Other diagnostic procedures include:
- Hormone testing
- Imaging scans
Doctors are looking for an elevated blood IGF-1 level to diagnose gigantism.
Your doctor may order an oral glucose tolerance test (OGTT) to confirm the diagnosis.
- Drinking 75 grams of glucose solution lowers blood GH levels to less than one nanogram per milliliter (ng/ml) in healthy people.
- In acromegalics, this suppression does not occur. In fact, sometimes GH levels increase.
One method is used for detecting pituitary tumors is using sophisticated magnetic resonance imaging (MRI) of the pituitary gland. At the Pituitary Tumor Program, a special MRI pituitary protocol can be used in order to best visualize the tumor. The vast majority (90%) of GH-secreting tumors are macroadenomas.
Treatment of gigantism
Treatments for gigantism aim to stop or slow your child’s production of growth hormones.
Removing the tumor is the preferred treatment for gigantism if it’s the underlying cause.
The surgeon will reach the tumor by making an incision in your child’s nose. Microscopes or small cameras may be used to help the surgeon see the tumor in the gland. In most cases, your child should be able to return home from the hospital the day after the surgery.
Gamma knife radiosurgery
- Gamma knife radiosurgery is an option if your child’s doctor believes that traditional surgery isn’t possible.
- The “gamma knife” is a collection of highly focused radiation beams. These beams don’t harm the surrounding tissue, but they’re able to deliver a powerful dose of radiation at the point where they combine and hit the tumor. This dose is enough to destroy the tumor.
- Gamma knife treatment takes months to years to be fully effective and to return the levels of growth hormone to normal. It’s performed on an outpatient basis under general anesthetic.
- However, since the radiation in this type of surgery has been linked to obesity, learning disabilities, and emotional issues in children, it’s usually used only when other treatment options don’t work.
Medications for gigantism
- In some cases, surgery may not be an option. For example, if there’s a high risk of injury to a critical blood vessel or nerve.
- Your child’s doctor may recommend medication if surgery is not an option. This treatment is meant to either shrink the tumor or stop the production of excess growth hormone.

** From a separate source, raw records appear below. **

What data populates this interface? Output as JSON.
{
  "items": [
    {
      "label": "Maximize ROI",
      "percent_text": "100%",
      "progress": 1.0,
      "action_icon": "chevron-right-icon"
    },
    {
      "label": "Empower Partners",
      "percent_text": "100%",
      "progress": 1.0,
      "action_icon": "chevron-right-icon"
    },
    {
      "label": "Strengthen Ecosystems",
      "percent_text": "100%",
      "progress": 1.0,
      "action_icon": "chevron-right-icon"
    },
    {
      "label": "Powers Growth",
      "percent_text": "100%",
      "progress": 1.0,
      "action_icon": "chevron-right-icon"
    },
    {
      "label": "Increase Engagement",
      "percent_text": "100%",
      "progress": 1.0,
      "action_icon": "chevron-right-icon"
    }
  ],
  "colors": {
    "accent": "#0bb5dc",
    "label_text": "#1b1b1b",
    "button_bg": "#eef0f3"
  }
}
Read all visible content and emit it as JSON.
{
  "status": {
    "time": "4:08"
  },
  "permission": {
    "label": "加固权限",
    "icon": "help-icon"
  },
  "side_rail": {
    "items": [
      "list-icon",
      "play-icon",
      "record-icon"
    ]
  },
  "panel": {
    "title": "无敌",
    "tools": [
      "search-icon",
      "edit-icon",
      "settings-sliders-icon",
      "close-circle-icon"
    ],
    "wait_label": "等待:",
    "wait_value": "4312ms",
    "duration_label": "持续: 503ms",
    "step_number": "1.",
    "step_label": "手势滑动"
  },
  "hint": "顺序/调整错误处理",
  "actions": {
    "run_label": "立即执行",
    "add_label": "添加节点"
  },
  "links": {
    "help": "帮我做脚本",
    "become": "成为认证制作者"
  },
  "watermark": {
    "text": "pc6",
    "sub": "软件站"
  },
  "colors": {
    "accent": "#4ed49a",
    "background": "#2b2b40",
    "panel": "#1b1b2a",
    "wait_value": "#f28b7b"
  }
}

- Your doctor may use the drugs octreotide or lanreotide to prevent the growth hormone’s release. These drugs mimic another hormone that stops growth hormone production. They’re usually given as an injection about once a month.
- Bromocriptine and cabergoline are drugs that can be used to lower growth hormone levels. These are typically given in pill form. They may be used with octreotide. Octreotide is a synthetic hormone that, when injected, can also lower the levels of growth hormones and IGF-1.
- In situations where these drugs are not helpful, daily shots of pegvisomant might be used as well. Pegvisomant is a drug that blocks the effects of growth hormones. This lowers the levels of IGF-1 in your child’s body.
Prevention of gigantism
- Gigantism cannot be prevented. Early treatment may prevent the disease from getting worse and help avoid complications.
- 80 percent of gigantism cases are cured with surgery.
- If the tumor returns or if surgery cannot be safely attempted, medications can be used to reduce your child’s symptoms and allow him or her to live a long and fulfilling life.